*** SUPPLIED DATA Section Begins ***

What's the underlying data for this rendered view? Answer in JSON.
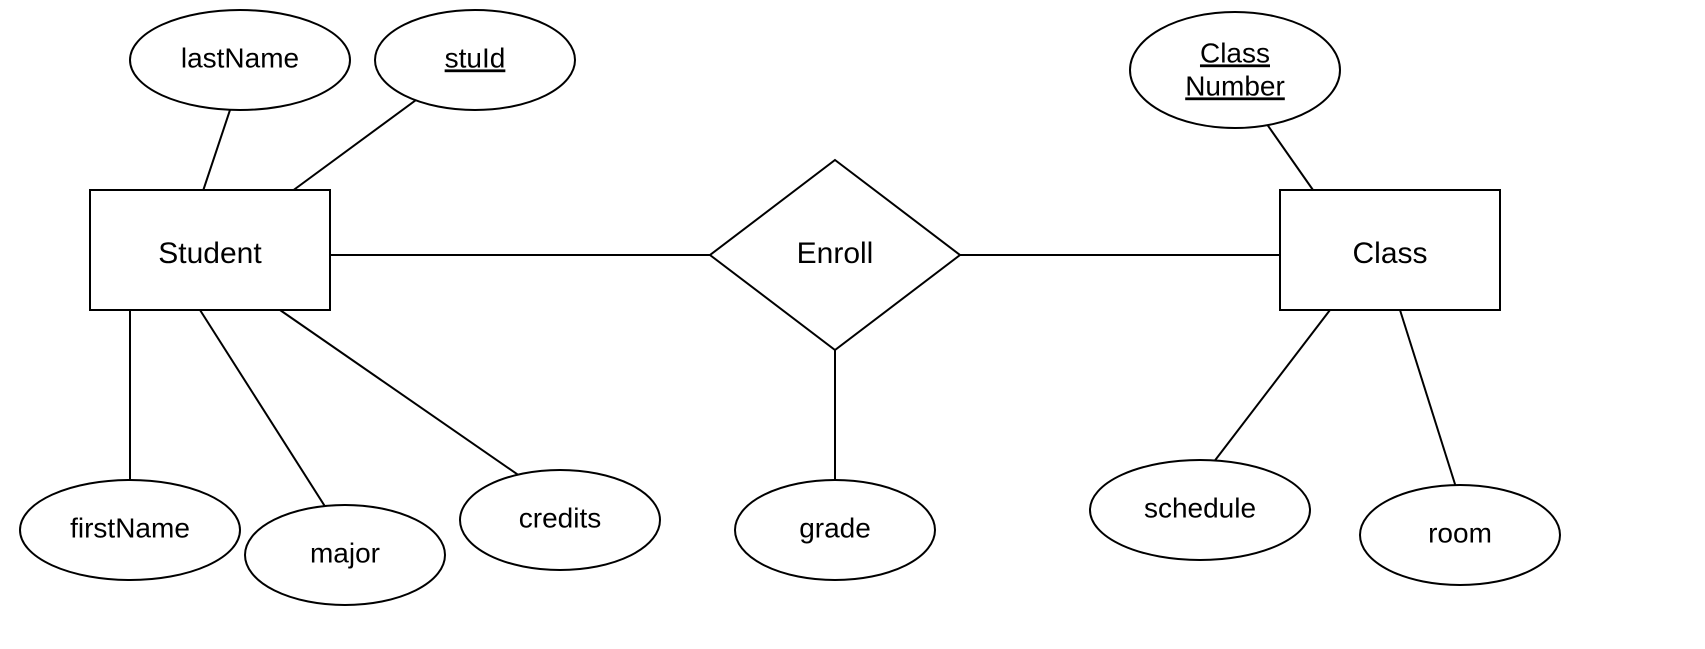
{
  "entities": {
    "student": {
      "label": "Student"
    },
    "class": {
      "label": "Class"
    }
  },
  "relationships": {
    "enroll": {
      "label": "Enroll"
    }
  },
  "attributes": {
    "lastName": {
      "label": "lastName"
    },
    "stuId": {
      "label": "stuId"
    },
    "firstName": {
      "label": "firstName"
    },
    "major": {
      "label": "major"
    },
    "credits": {
      "label": "credits"
    },
    "grade": {
      "label": "grade"
    },
    "classNumber1": {
      "label": "Class"
    },
    "classNumber2": {
      "label": "Number"
    },
    "schedule": {
      "label": "schedule"
    },
    "room": {
      "label": "room"
    }
  }
}
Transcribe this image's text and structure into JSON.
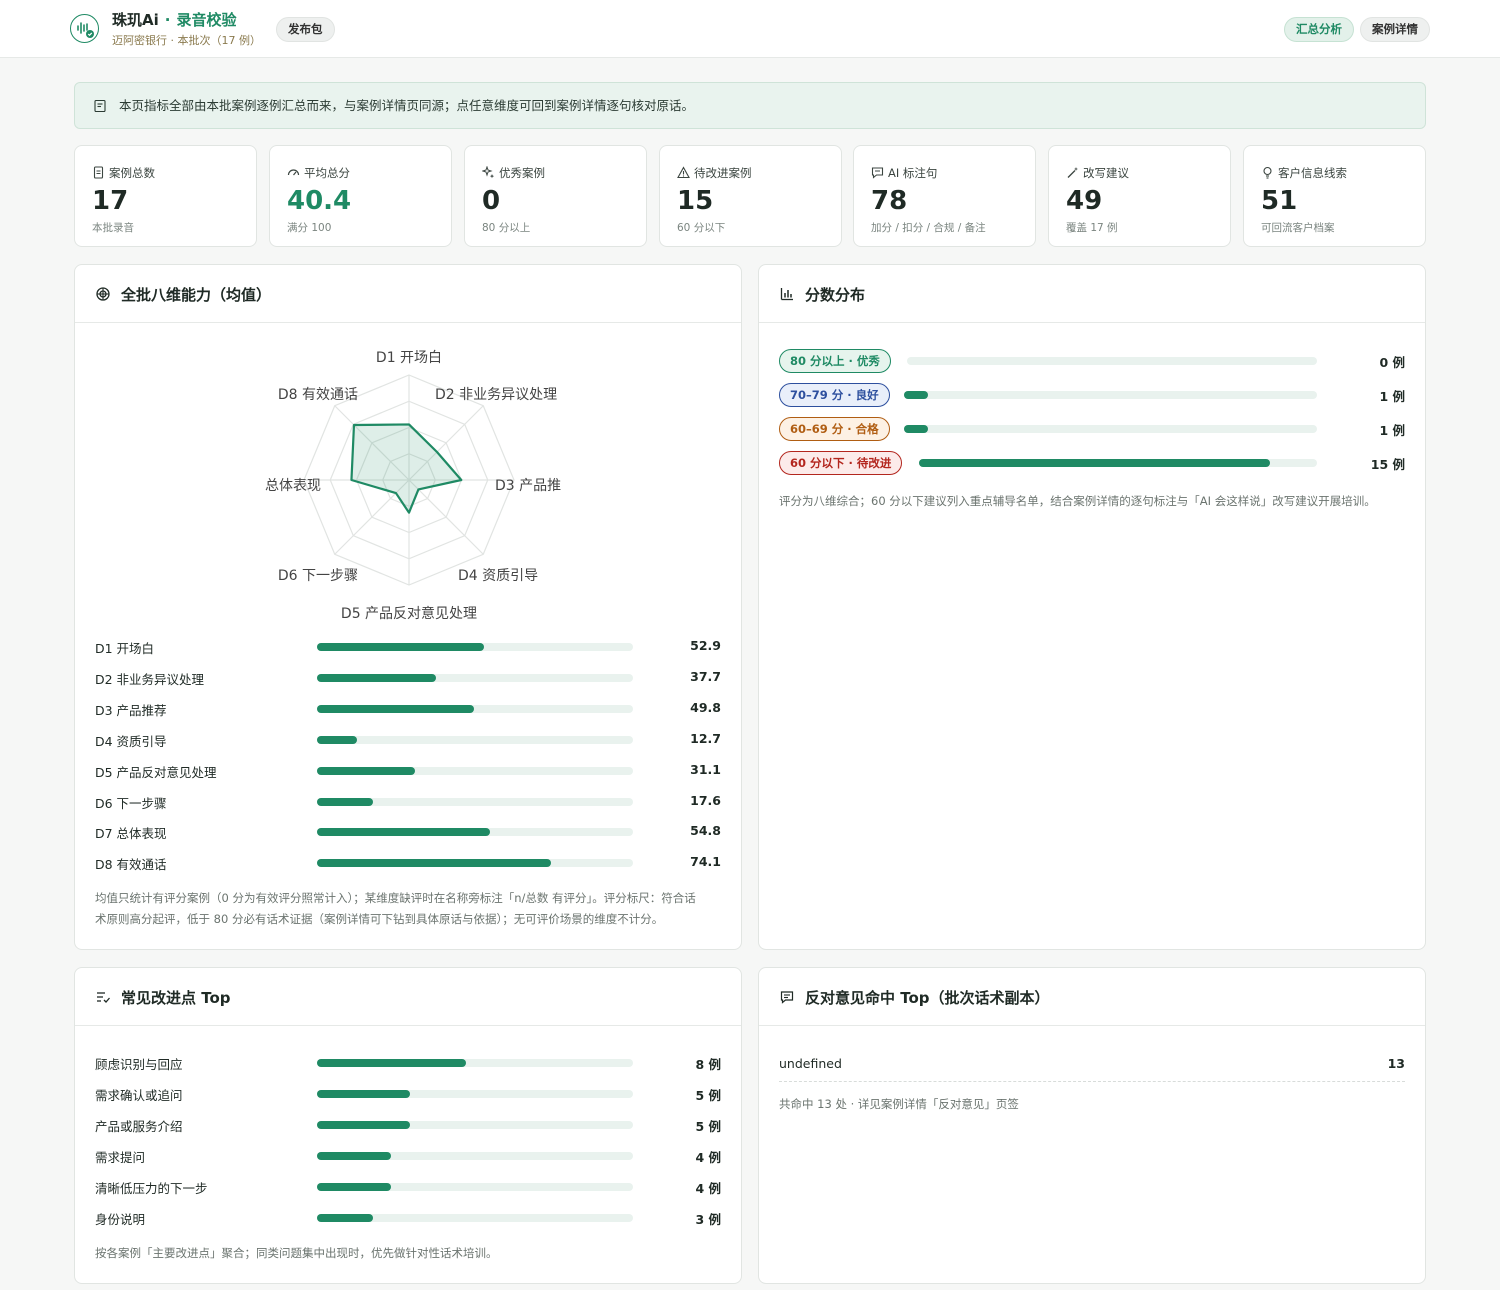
{
  "header": {
    "brand": "珠玑Ai",
    "product": "录音校验",
    "bank": "迈阿密银行",
    "batch": "本批次（17 例）",
    "publish_label": "发布包",
    "tabs": [
      {
        "label": "汇总分析",
        "active": true
      },
      {
        "label": "案例详情",
        "active": false
      }
    ]
  },
  "banner": {
    "text": "本页指标全部由本批案例逐例汇总而来，与案例详情页同源；点任意维度可回到案例详情逐句核对原话。",
    "icon": "note-icon"
  },
  "stats": [
    {
      "icon": "doc-icon",
      "label": "案例总数",
      "value": "17",
      "note": "本批录音",
      "accent": false
    },
    {
      "icon": "gauge-icon",
      "label": "平均总分",
      "value": "40.4",
      "note": "满分 100",
      "accent": true
    },
    {
      "icon": "sparkle-icon",
      "label": "优秀案例",
      "value": "0",
      "note": "80 分以上",
      "accent": false
    },
    {
      "icon": "warning-icon",
      "label": "待改进案例",
      "value": "15",
      "note": "60 分以下",
      "accent": false
    },
    {
      "icon": "comment-icon",
      "label": "AI 标注句",
      "value": "78",
      "note": "加分 / 扣分 / 合规 / 备注",
      "accent": false
    },
    {
      "icon": "wand-icon",
      "label": "改写建议",
      "value": "49",
      "note": "覆盖 17 例",
      "accent": false
    },
    {
      "icon": "bulb-icon",
      "label": "客户信息线索",
      "value": "51",
      "note": "可回流客户档案",
      "accent": false
    }
  ],
  "dimensions_card": {
    "title": "全批八维能力（均值）",
    "radar_labels": [
      "D1 开场白",
      "D2 非业务异议处理",
      "D3 产品推",
      "D4 资质引导",
      "D5 产品反对意见处理",
      "D6 下一步骤",
      "总体表现",
      "D8 有效通话"
    ],
    "rows": [
      {
        "name": "D1 开场白",
        "value": 52.9
      },
      {
        "name": "D2 非业务异议处理",
        "value": 37.7
      },
      {
        "name": "D3 产品推荐",
        "value": 49.8
      },
      {
        "name": "D4 资质引导",
        "value": 12.7
      },
      {
        "name": "D5 产品反对意见处理",
        "value": 31.1
      },
      {
        "name": "D6 下一步骤",
        "value": 17.6
      },
      {
        "name": "D7 总体表现",
        "value": 54.8
      },
      {
        "name": "D8 有效通话",
        "value": 74.1
      }
    ],
    "footnote_1": "均值只统计有评分案例（0 分为有效评分照常计入）；某维度缺评时在名称旁标注「n/总数 有评分」。评分标尺：符合话",
    "footnote_2": "术原则高分起评，低于 80 分必有话术证据（案例详情可下钻到具体原话与依据）；无可评价场景的维度不计分。"
  },
  "distribution_card": {
    "title": "分数分布",
    "rows": [
      {
        "label": "80 分以上 · 优秀",
        "count": 0,
        "count_label": "0 例",
        "tone": "green"
      },
      {
        "label": "70–79 分 · 良好",
        "count": 1,
        "count_label": "1 例",
        "tone": "blue"
      },
      {
        "label": "60–69 分 · 合格",
        "count": 1,
        "count_label": "1 例",
        "tone": "orange"
      },
      {
        "label": "60 分以下 · 待改进",
        "count": 15,
        "count_label": "15 例",
        "tone": "red"
      }
    ],
    "total": 17,
    "footnote": "评分为八维综合；60 分以下建议列入重点辅导名单，结合案例详情的逐句标注与「AI 会这样说」改写建议开展培训。"
  },
  "improvements_card": {
    "title": "常见改进点 Top",
    "max": 17,
    "rows": [
      {
        "name": "顾虑识别与回应",
        "count": 8,
        "count_label": "8 例"
      },
      {
        "name": "需求确认或追问",
        "count": 5,
        "count_label": "5 例"
      },
      {
        "name": "产品或服务介绍",
        "count": 5,
        "count_label": "5 例"
      },
      {
        "name": "需求提问",
        "count": 4,
        "count_label": "4 例"
      },
      {
        "name": "清晰低压力的下一步",
        "count": 4,
        "count_label": "4 例"
      },
      {
        "name": "身份说明",
        "count": 3,
        "count_label": "3 例"
      }
    ],
    "footnote": "按各案例「主要改进点」聚合；同类问题集中出现时，优先做针对性话术培训。"
  },
  "objections_card": {
    "title": "反对意见命中 Top（批次话术副本）",
    "rows": [
      {
        "name": "undefined",
        "count": "13"
      }
    ],
    "footnote": "共命中 13 处 · 详见案例详情「反对意见」页签"
  },
  "colors": {
    "accent": "#1f8a64",
    "track": "#e9f2ee"
  }
}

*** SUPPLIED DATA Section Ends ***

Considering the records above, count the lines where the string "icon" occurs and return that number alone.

8